LAS VEGAS, Feb. 14, 2007 — Who’s better, Dwyane Wade or LeBron James? We get asked this very question often, and every time we put the two names together in a sentence in print we get a deluge of reader e-mail making the case for each young star.

So, we’ll ask the question again: Who’s better, Dwyane or LeBron?

Based on last year’s results alone, Wade gets the edge, having beaten his 2003 Draft classmate to the Larry O’Brien Trophy, as well as through the obstacle course better known as the PlayStation Skills Challenge.

Both, however, could take a back seat to Kobe Bryant or Chris Paul, the other two competitors vying to dethrone the Heat guard in this year’s competition.

The four stars will weave their way through pylons, snap passes at wooden baskets and attempt a jumper from the top of the key during All-Star Saturday Night presented by EA Sports.

In last year’s challenge, Wade boasted the top time in each of the two rounds to run away from his competitors. James, meanwhile, advanced to the finals, but the chest pass proved to be his undoing, missing his first three attempts, as he had during the opening round.

Had James completed the course in perfect fashion, though, he still might not have taken the title from Wade, who clocked in at 26.1 seconds, a mere seven-tenths of a second behind the contest mark set two seasons ago in Denver by Steve Nash.

Chris Paul returns to display his skills, filling in for the injured Nash. In last year’s contest, the Hornets then-rookie finished zipped through the stations before being tripped up by three missed outlet passes, finishing in third place at 42.6 seconds.

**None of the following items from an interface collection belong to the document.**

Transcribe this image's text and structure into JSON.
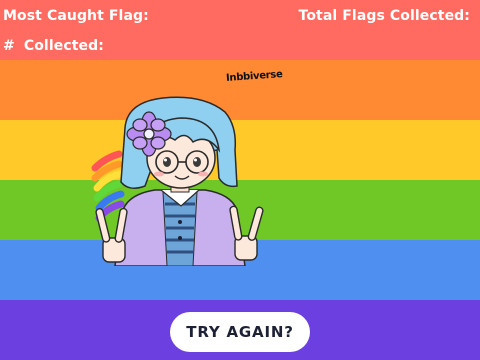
{
  "hud": {
    "most_caught_label": "Most Caught Flag:",
    "collected_label": "Collected:",
    "collected_prefix": "#",
    "total_flags_label": "Total Flags Collected:"
  },
  "artwork": {
    "signature": "Inbbiverse",
    "character_icon": "character-illustration",
    "flower_icon": "flower-icon"
  },
  "button": {
    "label": "TRY AGAIN?"
  },
  "colors": {
    "stripes": [
      "#ff6b61",
      "#ff8a33",
      "#ffc92a",
      "#6fc826",
      "#4f8ff0",
      "#6b3fe0"
    ],
    "hair": "#8fd0f0",
    "flower": "#b88cf0",
    "jacket": "#c8b0ee"
  }
}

But, that was last year, so here’s a brief look at what you might expect to see from the talented lineup for this year’s contest:


This contest could belong to Bryant this season because, while not blazingly fast, No. 24 is deadly accurate, which is vital to success in this competition. If one of the three passes – chest, bounce and outlet – are even millimeters off their mark, they’ll rattle around and out of the wooden cylindrical target.

An interesting scenario to consider, given Bryant is the best clutch shooter of the four: The final challenge in the obstacle course is a shot from anywhere on the court after coming out of the pylons, but players routinely opt for a dunk or layup. If Bryant goes second in the final round and finds himself behind this opponent, will Bryant fire from beyond the arc for the win?


There isn’t much LeBron James can’t do, as clearly evidenced by his career averages of 26.4 points, 6.7 rebounds and 6.5 assists per game. He’s one of the game’s most exciting young players, whose amazing athleticism and court vision seems the perfect combination for a contest such as this. Even so, James struggled in his first go-round here. Maybe the experience of his two runs through the course a year ago will pay off and James will hoist his first Saturday Night trophy.


Paul appears destined to be the game’s premier point guard for years to come, but could find himself limping to a disappointing finish in this year’s contest. The Hornets second-year star has only been back in action for nine games since sitting down for a month with a sprained right ankle. Conversely, those nine games may be just what Paul needed to shake off the rust and show he’s the game’s top playmaker. If CP3 takes the title on Saturday night, he’ll have the option of defending in his own building when NBA All-Star heads to New Orleans next year.


To Wade we offer a word of caution: Last season’s defending champion, Nash, came in a distant fourth (last) place after never really finding his rhythm and missing at least once from each of the first three pass/shoot stations.

Wade, however, seems to live up to his nickname, Flash, when it comes to the Skills Challenge. Last year, Wade needed all five shots from the top of the key in the first round, yet still posted the best first-round time, so a missed pass here and a brick there might not prove so costly for the league’s third leading scorer.